[Dataset records]
((
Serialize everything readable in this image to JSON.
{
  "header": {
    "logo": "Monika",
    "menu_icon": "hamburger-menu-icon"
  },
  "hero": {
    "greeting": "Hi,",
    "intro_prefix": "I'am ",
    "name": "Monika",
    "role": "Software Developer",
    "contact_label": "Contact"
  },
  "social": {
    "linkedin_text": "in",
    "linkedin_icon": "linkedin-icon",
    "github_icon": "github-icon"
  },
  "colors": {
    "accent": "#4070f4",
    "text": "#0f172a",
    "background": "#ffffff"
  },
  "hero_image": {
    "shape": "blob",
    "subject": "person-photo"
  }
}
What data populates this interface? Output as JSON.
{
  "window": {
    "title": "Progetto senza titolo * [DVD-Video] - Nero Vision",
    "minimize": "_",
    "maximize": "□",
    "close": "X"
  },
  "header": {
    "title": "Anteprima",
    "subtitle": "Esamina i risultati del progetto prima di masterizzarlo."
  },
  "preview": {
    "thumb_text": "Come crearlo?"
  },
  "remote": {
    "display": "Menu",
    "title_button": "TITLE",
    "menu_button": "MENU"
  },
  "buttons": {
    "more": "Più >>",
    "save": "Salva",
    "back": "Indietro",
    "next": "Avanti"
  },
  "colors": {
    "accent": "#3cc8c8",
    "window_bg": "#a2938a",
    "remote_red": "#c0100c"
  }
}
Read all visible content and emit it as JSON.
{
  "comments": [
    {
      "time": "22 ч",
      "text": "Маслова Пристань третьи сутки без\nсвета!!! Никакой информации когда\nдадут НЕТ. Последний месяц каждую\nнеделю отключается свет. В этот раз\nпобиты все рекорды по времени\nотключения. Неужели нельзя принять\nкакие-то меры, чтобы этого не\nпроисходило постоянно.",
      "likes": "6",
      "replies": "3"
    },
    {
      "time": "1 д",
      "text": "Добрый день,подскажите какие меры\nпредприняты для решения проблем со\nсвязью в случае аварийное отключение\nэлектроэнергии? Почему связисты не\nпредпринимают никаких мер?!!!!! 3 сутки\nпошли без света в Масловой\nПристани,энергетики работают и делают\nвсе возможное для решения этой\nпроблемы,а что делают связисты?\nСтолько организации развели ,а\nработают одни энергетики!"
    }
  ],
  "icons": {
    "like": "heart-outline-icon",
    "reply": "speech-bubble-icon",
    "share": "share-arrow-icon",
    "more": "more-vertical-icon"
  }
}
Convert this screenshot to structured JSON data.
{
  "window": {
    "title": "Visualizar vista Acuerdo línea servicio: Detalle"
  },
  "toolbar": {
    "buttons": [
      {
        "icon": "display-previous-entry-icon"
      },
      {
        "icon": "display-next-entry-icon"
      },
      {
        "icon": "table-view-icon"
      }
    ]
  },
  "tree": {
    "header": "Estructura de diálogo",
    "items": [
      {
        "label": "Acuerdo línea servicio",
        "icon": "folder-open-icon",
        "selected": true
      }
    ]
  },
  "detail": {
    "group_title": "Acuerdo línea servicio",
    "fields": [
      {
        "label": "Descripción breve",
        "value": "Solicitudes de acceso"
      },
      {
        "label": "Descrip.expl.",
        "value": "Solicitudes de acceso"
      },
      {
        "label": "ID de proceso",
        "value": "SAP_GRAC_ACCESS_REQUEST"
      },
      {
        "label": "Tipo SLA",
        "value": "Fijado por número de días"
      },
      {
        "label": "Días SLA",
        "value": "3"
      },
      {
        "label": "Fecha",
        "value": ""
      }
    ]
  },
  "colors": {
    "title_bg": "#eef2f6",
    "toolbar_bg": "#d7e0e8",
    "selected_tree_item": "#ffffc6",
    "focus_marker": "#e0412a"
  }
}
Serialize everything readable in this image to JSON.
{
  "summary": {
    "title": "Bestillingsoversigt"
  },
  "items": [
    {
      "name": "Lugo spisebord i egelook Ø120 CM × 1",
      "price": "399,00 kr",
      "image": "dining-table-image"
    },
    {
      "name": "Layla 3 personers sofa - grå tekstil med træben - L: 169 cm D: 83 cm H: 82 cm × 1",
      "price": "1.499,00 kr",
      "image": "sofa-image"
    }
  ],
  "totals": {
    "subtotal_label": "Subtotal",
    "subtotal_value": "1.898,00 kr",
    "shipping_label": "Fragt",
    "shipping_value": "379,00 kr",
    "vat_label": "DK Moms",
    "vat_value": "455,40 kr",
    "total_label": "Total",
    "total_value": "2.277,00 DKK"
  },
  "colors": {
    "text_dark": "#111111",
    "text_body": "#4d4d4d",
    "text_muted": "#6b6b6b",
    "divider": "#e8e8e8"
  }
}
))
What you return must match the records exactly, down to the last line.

Serialize everything readable in this image to JSON.
{
  "header": {
    "logo": "Monika",
    "menu_icon": "hamburger-menu-icon"
  },
  "hero": {
    "greeting": "Hi,",
    "intro_prefix": "I'am ",
    "name": "Monika",
    "role": "Software Developer",
    "contact_label": "Contact"
  },
  "social": {
    "linkedin_text": "in",
    "linkedin_icon": "linkedin-icon",
    "github_icon": "github-icon"
  },
  "colors": {
    "accent": "#4070f4",
    "text": "#0f172a",
    "background": "#ffffff"
  },
  "hero_image": {
    "shape": "blob",
    "subject": "person-photo"
  }
}
What data populates this interface? Output as JSON.
{
  "window": {
    "title": "Progetto senza titolo * [DVD-Video] - Nero Vision",
    "minimize": "_",
    "maximize": "□",
    "close": "X"
  },
  "header": {
    "title": "Anteprima",
    "subtitle": "Esamina i risultati del progetto prima di masterizzarlo."
  },
  "preview": {
    "thumb_text": "Come crearlo?"
  },
  "remote": {
    "display": "Menu",
    "title_button": "TITLE",
    "menu_button": "MENU"
  },
  "buttons": {
    "more": "Più >>",
    "save": "Salva",
    "back": "Indietro",
    "next": "Avanti"
  },
  "colors": {
    "accent": "#3cc8c8",
    "window_bg": "#a2938a",
    "remote_red": "#c0100c"
  }
}
Read all visible content and emit it as JSON.
{
  "comments": [
    {
      "time": "22 ч",
      "text": "Маслова Пристань третьи сутки без\nсвета!!! Никакой информации когда\nдадут НЕТ. Последний месяц каждую\nнеделю отключается свет. В этот раз\nпобиты все рекорды по времени\nотключения. Неужели нельзя принять\nкакие-то меры, чтобы этого не\nпроисходило постоянно.",
      "likes": "6",
      "replies": "3"
    },
    {
      "time": "1 д",
      "text": "Добрый день,подскажите какие меры\nпредприняты для решения проблем со\nсвязью в случае аварийное отключение\nэлектроэнергии? Почему связисты не\nпредпринимают никаких мер?!!!!! 3 сутки\nпошли без света в Масловой\nПристани,энергетики работают и делают\nвсе возможное для решения этой\nпроблемы,а что делают связисты?\nСтолько организации развели ,а\nработают одни энергетики!"
    }
  ],
  "icons": {
    "like": "heart-outline-icon",
    "reply": "speech-bubble-icon",
    "share": "share-arrow-icon",
    "more": "more-vertical-icon"
  }
}
Convert this screenshot to structured JSON data.
{
  "window": {
    "title": "Visualizar vista Acuerdo línea servicio: Detalle"
  },
  "toolbar": {
    "buttons": [
      {
        "icon": "display-previous-entry-icon"
      },
      {
        "icon": "display-next-entry-icon"
      },
      {
        "icon": "table-view-icon"
      }
    ]
  },
  "tree": {
    "header": "Estructura de diálogo",
    "items": [
      {
        "label": "Acuerdo línea servicio",
        "icon": "folder-open-icon",
        "selected": true
      }
    ]
  },
  "detail": {
    "group_title": "Acuerdo línea servicio",
    "fields": [
      {
        "label": "Descripción breve",
        "value": "Solicitudes de acceso"
      },
      {
        "label": "Descrip.expl.",
        "value": "Solicitudes de acceso"
      },
      {
        "label": "ID de proceso",
        "value": "SAP_GRAC_ACCESS_REQUEST"
      },
      {
        "label": "Tipo SLA",
        "value": "Fijado por número de días"
      },
      {
        "label": "Días SLA",
        "value": "3"
      },
      {
        "label": "Fecha",
        "value": ""
      }
    ]
  },
  "colors": {
    "title_bg": "#eef2f6",
    "toolbar_bg": "#d7e0e8",
    "selected_tree_item": "#ffffc6",
    "focus_marker": "#e0412a"
  }
}
Serialize everything readable in this image to JSON.
{
  "summary": {
    "title": "Bestillingsoversigt"
  },
  "items": [
    {
      "name": "Lugo spisebord i egelook Ø120 CM × 1",
      "price": "399,00 kr",
      "image": "dining-table-image"
    },
    {
      "name": "Layla 3 personers sofa - grå tekstil med træben - L: 169 cm D: 83 cm H: 82 cm × 1",
      "price": "1.499,00 kr",
      "image": "sofa-image"
    }
  ],
  "totals": {
    "subtotal_label": "Subtotal",
    "subtotal_value": "1.898,00 kr",
    "shipping_label": "Fragt",
    "shipping_value": "379,00 kr",
    "vat_label": "DK Moms",
    "vat_value": "455,40 kr",
    "total_label": "Total",
    "total_value": "2.277,00 DKK"
  },
  "colors": {
    "text_dark": "#111111",
    "text_body": "#4d4d4d",
    "text_muted": "#6b6b6b",
    "divider": "#e8e8e8"
  }
}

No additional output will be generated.